Dataset rows describing interfaces
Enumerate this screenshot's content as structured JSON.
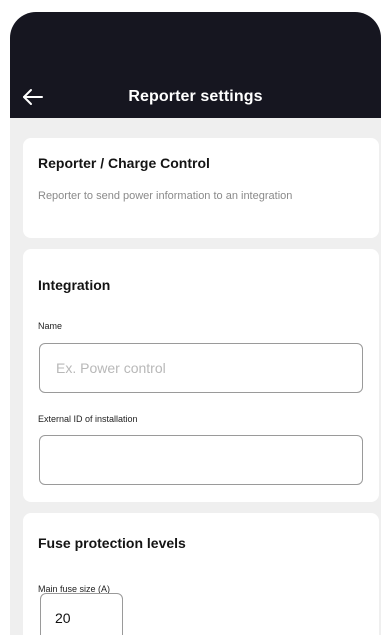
{
  "header": {
    "back_icon": "arrow-left-icon",
    "title": "Reporter settings"
  },
  "reporter_card": {
    "title": "Reporter / Charge Control",
    "description": "Reporter to send power information to an integration"
  },
  "integration_card": {
    "title": "Integration",
    "name_label": "Name",
    "name_placeholder": "Ex. Power control",
    "name_value": "",
    "external_id_label": "External ID of installation",
    "external_id_value": ""
  },
  "fuse_card": {
    "title": "Fuse protection levels",
    "main_fuse_label": "Main fuse size (A)",
    "main_fuse_value": "20"
  },
  "colors": {
    "header_background": "#161620",
    "page_background": "#efefef",
    "card_background": "#ffffff",
    "input_border": "#9a9a9a",
    "muted_text": "#8a8a8a"
  }
}
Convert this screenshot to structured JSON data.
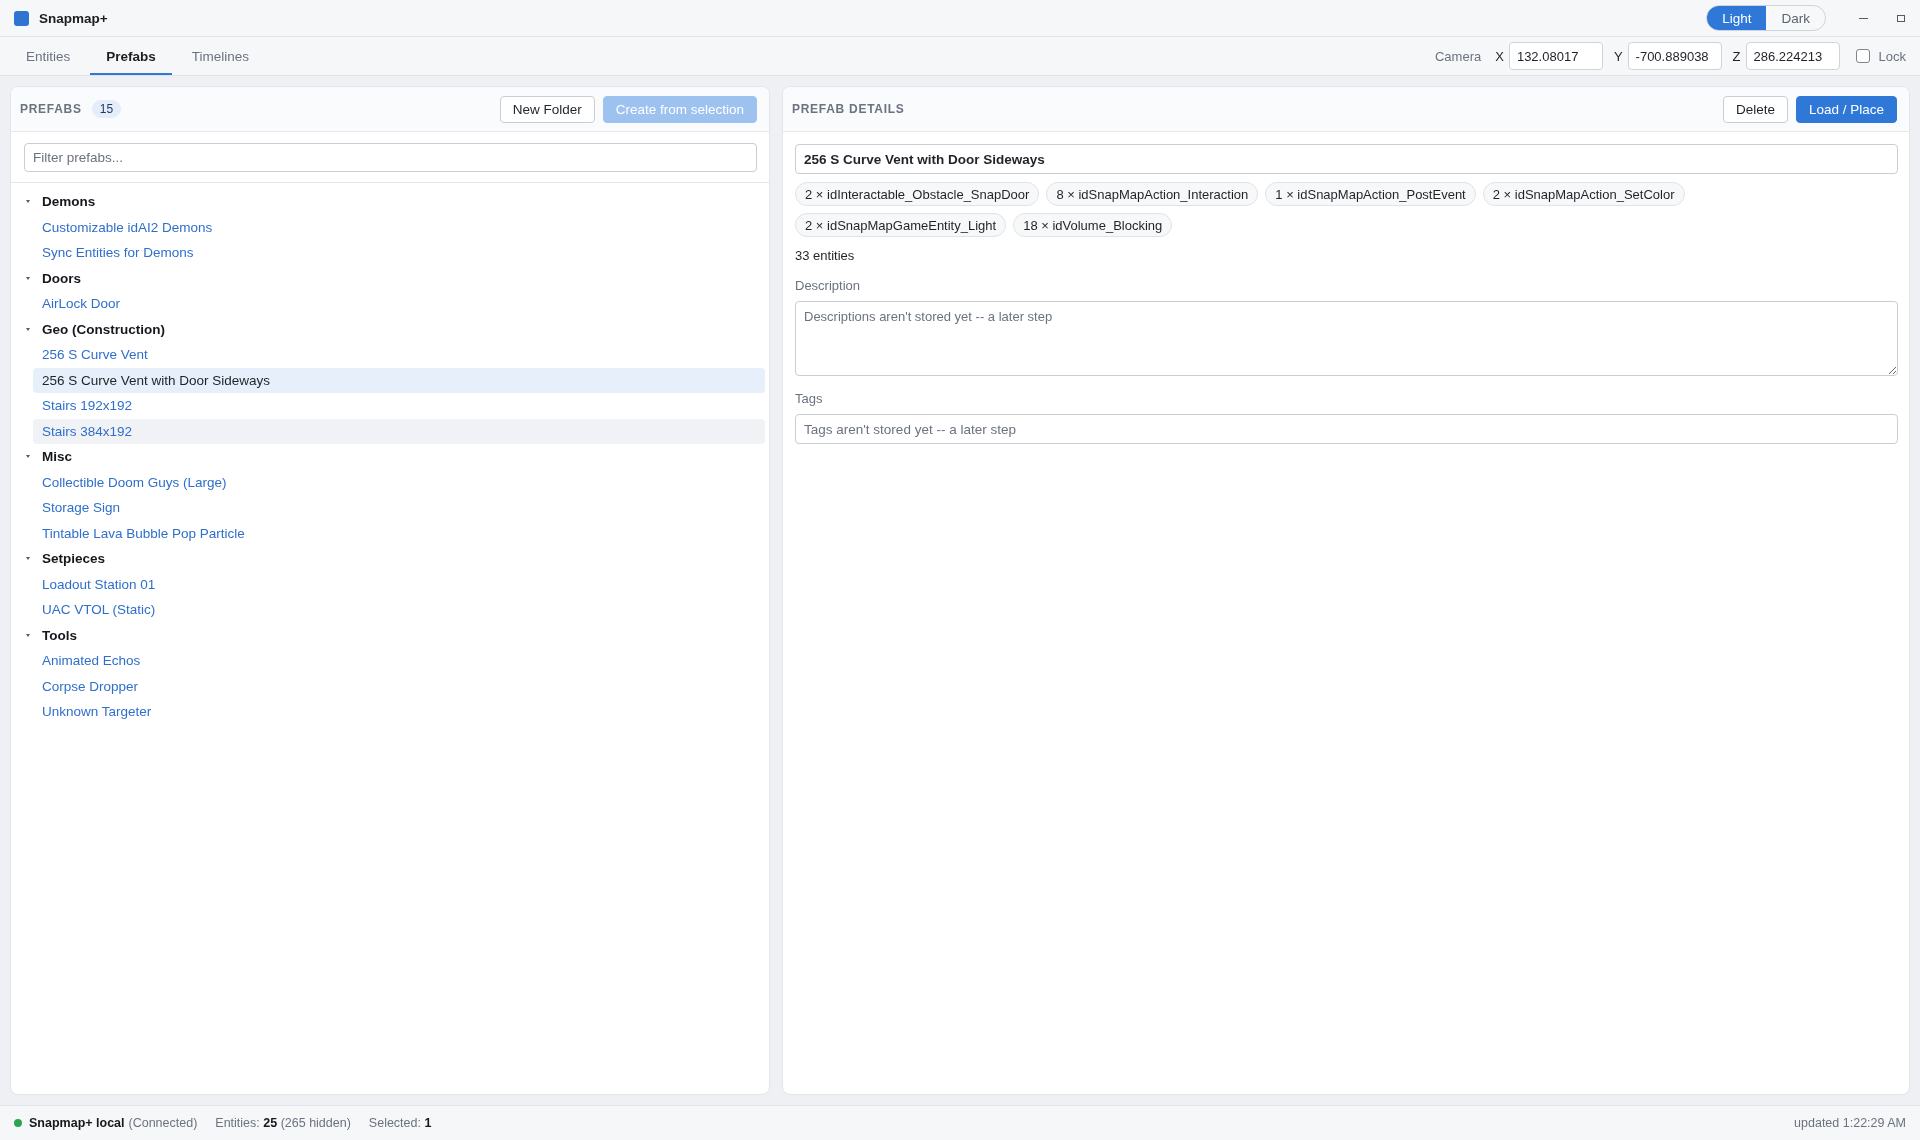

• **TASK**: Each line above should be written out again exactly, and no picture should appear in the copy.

• **SOLUTION BELOW**:
Enumerate this screenshot's content as structured JSON.
{
  "header": {
    "back_icon": "arrow-left-icon",
    "title": "Reporter settings"
  },
  "reporter_card": {
    "title": "Reporter / Charge Control",
    "description": "Reporter to send power information to an integration"
  },
  "integration_card": {
    "title": "Integration",
    "name_label": "Name",
    "name_placeholder": "Ex. Power control",
    "name_value": "",
    "external_id_label": "External ID of installation",
    "external_id_value": ""
  },
  "fuse_card": {
    "title": "Fuse protection levels",
    "main_fuse_label": "Main fuse size (A)",
    "main_fuse_value": "20"
  },
  "colors": {
    "header_background": "#161620",
    "page_background": "#efefef",
    "card_background": "#ffffff",
    "input_border": "#9a9a9a",
    "muted_text": "#8a8a8a"
  }
}
Convert this screenshot to structured JSON data.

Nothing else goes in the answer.